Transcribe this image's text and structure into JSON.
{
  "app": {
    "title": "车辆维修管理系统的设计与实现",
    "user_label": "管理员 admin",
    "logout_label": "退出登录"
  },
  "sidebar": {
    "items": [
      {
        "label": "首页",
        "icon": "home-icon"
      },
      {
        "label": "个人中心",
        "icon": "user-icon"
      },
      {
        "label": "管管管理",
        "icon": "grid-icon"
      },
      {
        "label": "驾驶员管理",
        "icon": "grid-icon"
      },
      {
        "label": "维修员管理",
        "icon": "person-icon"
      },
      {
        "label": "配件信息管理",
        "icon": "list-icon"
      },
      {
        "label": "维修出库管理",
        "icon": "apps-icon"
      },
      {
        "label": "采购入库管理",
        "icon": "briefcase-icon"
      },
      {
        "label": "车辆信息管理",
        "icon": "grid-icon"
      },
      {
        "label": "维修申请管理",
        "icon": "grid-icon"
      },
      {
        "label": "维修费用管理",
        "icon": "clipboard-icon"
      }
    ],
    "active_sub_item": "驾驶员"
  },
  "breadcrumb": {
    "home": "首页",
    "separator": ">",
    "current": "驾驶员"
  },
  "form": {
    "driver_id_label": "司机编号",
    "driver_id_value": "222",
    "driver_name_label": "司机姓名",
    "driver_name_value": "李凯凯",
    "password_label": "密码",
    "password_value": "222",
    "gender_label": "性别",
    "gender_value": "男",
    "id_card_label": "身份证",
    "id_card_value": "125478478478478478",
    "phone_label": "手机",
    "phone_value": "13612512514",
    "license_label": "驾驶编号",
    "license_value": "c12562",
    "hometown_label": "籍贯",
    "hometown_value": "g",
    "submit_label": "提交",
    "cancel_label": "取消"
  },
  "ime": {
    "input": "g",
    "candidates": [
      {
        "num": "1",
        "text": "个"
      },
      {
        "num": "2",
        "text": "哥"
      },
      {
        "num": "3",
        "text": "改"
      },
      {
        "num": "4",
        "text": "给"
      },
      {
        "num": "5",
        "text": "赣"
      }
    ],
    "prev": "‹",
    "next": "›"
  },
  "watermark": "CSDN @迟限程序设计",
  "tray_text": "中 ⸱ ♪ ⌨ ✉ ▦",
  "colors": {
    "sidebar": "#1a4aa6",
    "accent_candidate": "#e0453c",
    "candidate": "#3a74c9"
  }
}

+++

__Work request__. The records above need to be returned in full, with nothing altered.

__Response to the exercise__.
Transcribe this image's text and structure into JSON.
{
  "app": {
    "title": "车辆维修管理系统的设计与实现",
    "user_label": "管理员 admin",
    "logout_label": "退出登录"
  },
  "sidebar": {
    "items": [
      {
        "label": "首页",
        "icon": "home-icon"
      },
      {
        "label": "个人中心",
        "icon": "user-icon"
      },
      {
        "label": "管管管理",
        "icon": "grid-icon"
      },
      {
        "label": "驾驶员管理",
        "icon": "grid-icon"
      },
      {
        "label": "维修员管理",
        "icon": "person-icon"
      },
      {
        "label": "配件信息管理",
        "icon": "list-icon"
      },
      {
        "label": "维修出库管理",
        "icon": "apps-icon"
      },
      {
        "label": "采购入库管理",
        "icon": "briefcase-icon"
      },
      {
        "label": "车辆信息管理",
        "icon": "grid-icon"
      },
      {
        "label": "维修申请管理",
        "icon": "grid-icon"
      },
      {
        "label": "维修费用管理",
        "icon": "clipboard-icon"
      }
    ],
    "active_sub_item": "驾驶员"
  },
  "breadcrumb": {
    "home": "首页",
    "separator": ">",
    "current": "驾驶员"
  },
  "form": {
    "driver_id_label": "司机编号",
    "driver_id_value": "222",
    "driver_name_label": "司机姓名",
    "driver_name_value": "李凯凯",
    "password_label": "密码",
    "password_value": "222",
    "gender_label": "性别",
    "gender_value": "男",
    "id_card_label": "身份证",
    "id_card_value": "125478478478478478",
    "phone_label": "手机",
    "phone_value": "13612512514",
    "license_label": "驾驶编号",
    "license_value": "c12562",
    "hometown_label": "籍贯",
    "hometown_value": "g",
    "submit_label": "提交",
    "cancel_label": "取消"
  },
  "ime": {
    "input": "g",
    "candidates": [
      {
        "num": "1",
        "text": "个"
      },
      {
        "num": "2",
        "text": "哥"
      },
      {
        "num": "3",
        "text": "改"
      },
      {
        "num": "4",
        "text": "给"
      },
      {
        "num": "5",
        "text": "赣"
      }
    ],
    "prev": "‹",
    "next": "›"
  },
  "watermark": "CSDN @迟限程序设计",
  "tray_text": "中 ⸱ ♪ ⌨ ✉ ▦",
  "colors": {
    "sidebar": "#1a4aa6",
    "accent_candidate": "#e0453c",
    "candidate": "#3a74c9"
  }
}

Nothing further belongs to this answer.